▶ **Records for processing**

--------

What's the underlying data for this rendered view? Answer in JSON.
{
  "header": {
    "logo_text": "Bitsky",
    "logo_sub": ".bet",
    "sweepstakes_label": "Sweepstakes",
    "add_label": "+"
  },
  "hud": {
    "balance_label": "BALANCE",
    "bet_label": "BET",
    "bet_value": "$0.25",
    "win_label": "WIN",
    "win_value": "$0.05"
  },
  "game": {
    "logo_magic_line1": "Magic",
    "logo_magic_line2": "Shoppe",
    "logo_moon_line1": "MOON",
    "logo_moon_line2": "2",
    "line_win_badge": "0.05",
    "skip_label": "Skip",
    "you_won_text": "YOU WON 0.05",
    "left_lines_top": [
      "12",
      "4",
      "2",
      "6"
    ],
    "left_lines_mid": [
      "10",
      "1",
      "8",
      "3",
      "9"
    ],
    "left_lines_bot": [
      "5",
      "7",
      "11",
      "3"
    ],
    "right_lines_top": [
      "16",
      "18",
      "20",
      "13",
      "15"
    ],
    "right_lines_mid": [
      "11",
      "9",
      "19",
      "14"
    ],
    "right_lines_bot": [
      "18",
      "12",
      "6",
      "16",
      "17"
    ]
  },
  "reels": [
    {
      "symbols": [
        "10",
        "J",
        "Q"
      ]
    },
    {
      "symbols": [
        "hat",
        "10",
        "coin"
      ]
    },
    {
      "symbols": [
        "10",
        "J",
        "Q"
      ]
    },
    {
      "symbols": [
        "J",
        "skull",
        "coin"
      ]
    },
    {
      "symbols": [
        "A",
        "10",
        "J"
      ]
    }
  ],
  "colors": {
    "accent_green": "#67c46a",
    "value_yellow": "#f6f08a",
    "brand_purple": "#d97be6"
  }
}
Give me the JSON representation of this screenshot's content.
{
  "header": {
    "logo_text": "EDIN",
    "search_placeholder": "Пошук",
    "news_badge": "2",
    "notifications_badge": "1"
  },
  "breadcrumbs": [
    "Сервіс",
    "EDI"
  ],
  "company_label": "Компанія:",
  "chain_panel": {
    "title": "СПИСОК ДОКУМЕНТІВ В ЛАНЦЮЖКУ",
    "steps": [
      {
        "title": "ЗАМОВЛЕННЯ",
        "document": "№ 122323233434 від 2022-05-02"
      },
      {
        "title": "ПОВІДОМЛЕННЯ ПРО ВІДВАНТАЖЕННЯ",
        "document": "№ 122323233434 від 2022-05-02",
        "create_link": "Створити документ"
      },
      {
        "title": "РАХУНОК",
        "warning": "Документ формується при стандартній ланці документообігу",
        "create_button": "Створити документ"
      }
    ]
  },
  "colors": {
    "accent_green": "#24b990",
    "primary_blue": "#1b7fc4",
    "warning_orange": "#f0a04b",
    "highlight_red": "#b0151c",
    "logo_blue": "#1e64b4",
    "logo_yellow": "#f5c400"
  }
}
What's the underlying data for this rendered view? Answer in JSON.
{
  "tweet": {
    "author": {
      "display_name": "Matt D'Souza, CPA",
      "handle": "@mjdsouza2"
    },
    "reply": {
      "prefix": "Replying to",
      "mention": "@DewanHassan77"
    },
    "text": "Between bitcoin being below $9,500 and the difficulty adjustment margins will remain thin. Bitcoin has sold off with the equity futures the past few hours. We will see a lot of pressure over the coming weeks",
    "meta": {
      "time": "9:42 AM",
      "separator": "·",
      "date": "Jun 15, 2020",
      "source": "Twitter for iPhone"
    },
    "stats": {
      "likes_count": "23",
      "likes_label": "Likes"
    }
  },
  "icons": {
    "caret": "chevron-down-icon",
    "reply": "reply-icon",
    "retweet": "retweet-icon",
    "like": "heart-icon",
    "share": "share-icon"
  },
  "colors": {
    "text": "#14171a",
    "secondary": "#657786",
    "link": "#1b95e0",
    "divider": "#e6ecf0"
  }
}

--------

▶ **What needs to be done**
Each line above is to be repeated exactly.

▶ **Solution**
What's the underlying data for this rendered view? Answer in JSON.
{
  "header": {
    "logo_text": "Bitsky",
    "logo_sub": ".bet",
    "sweepstakes_label": "Sweepstakes",
    "add_label": "+"
  },
  "hud": {
    "balance_label": "BALANCE",
    "bet_label": "BET",
    "bet_value": "$0.25",
    "win_label": "WIN",
    "win_value": "$0.05"
  },
  "game": {
    "logo_magic_line1": "Magic",
    "logo_magic_line2": "Shoppe",
    "logo_moon_line1": "MOON",
    "logo_moon_line2": "2",
    "line_win_badge": "0.05",
    "skip_label": "Skip",
    "you_won_text": "YOU WON 0.05",
    "left_lines_top": [
      "12",
      "4",
      "2",
      "6"
    ],
    "left_lines_mid": [
      "10",
      "1",
      "8",
      "3",
      "9"
    ],
    "left_lines_bot": [
      "5",
      "7",
      "11",
      "3"
    ],
    "right_lines_top": [
      "16",
      "18",
      "20",
      "13",
      "15"
    ],
    "right_lines_mid": [
      "11",
      "9",
      "19",
      "14"
    ],
    "right_lines_bot": [
      "18",
      "12",
      "6",
      "16",
      "17"
    ]
  },
  "reels": [
    {
      "symbols": [
        "10",
        "J",
        "Q"
      ]
    },
    {
      "symbols": [
        "hat",
        "10",
        "coin"
      ]
    },
    {
      "symbols": [
        "10",
        "J",
        "Q"
      ]
    },
    {
      "symbols": [
        "J",
        "skull",
        "coin"
      ]
    },
    {
      "symbols": [
        "A",
        "10",
        "J"
      ]
    }
  ],
  "colors": {
    "accent_green": "#67c46a",
    "value_yellow": "#f6f08a",
    "brand_purple": "#d97be6"
  }
}
Give me the JSON representation of this screenshot's content.
{
  "header": {
    "logo_text": "EDIN",
    "search_placeholder": "Пошук",
    "news_badge": "2",
    "notifications_badge": "1"
  },
  "breadcrumbs": [
    "Сервіс",
    "EDI"
  ],
  "company_label": "Компанія:",
  "chain_panel": {
    "title": "СПИСОК ДОКУМЕНТІВ В ЛАНЦЮЖКУ",
    "steps": [
      {
        "title": "ЗАМОВЛЕННЯ",
        "document": "№ 122323233434 від 2022-05-02"
      },
      {
        "title": "ПОВІДОМЛЕННЯ ПРО ВІДВАНТАЖЕННЯ",
        "document": "№ 122323233434 від 2022-05-02",
        "create_link": "Створити документ"
      },
      {
        "title": "РАХУНОК",
        "warning": "Документ формується при стандартній ланці документообігу",
        "create_button": "Створити документ"
      }
    ]
  },
  "colors": {
    "accent_green": "#24b990",
    "primary_blue": "#1b7fc4",
    "warning_orange": "#f0a04b",
    "highlight_red": "#b0151c",
    "logo_blue": "#1e64b4",
    "logo_yellow": "#f5c400"
  }
}
What's the underlying data for this rendered view? Answer in JSON.
{
  "tweet": {
    "author": {
      "display_name": "Matt D'Souza, CPA",
      "handle": "@mjdsouza2"
    },
    "reply": {
      "prefix": "Replying to",
      "mention": "@DewanHassan77"
    },
    "text": "Between bitcoin being below $9,500 and the difficulty adjustment margins will remain thin. Bitcoin has sold off with the equity futures the past few hours. We will see a lot of pressure over the coming weeks",
    "meta": {
      "time": "9:42 AM",
      "separator": "·",
      "date": "Jun 15, 2020",
      "source": "Twitter for iPhone"
    },
    "stats": {
      "likes_count": "23",
      "likes_label": "Likes"
    }
  },
  "icons": {
    "caret": "chevron-down-icon",
    "reply": "reply-icon",
    "retweet": "retweet-icon",
    "like": "heart-icon",
    "share": "share-icon"
  },
  "colors": {
    "text": "#14171a",
    "secondary": "#657786",
    "link": "#1b95e0",
    "divider": "#e6ecf0"
  }
}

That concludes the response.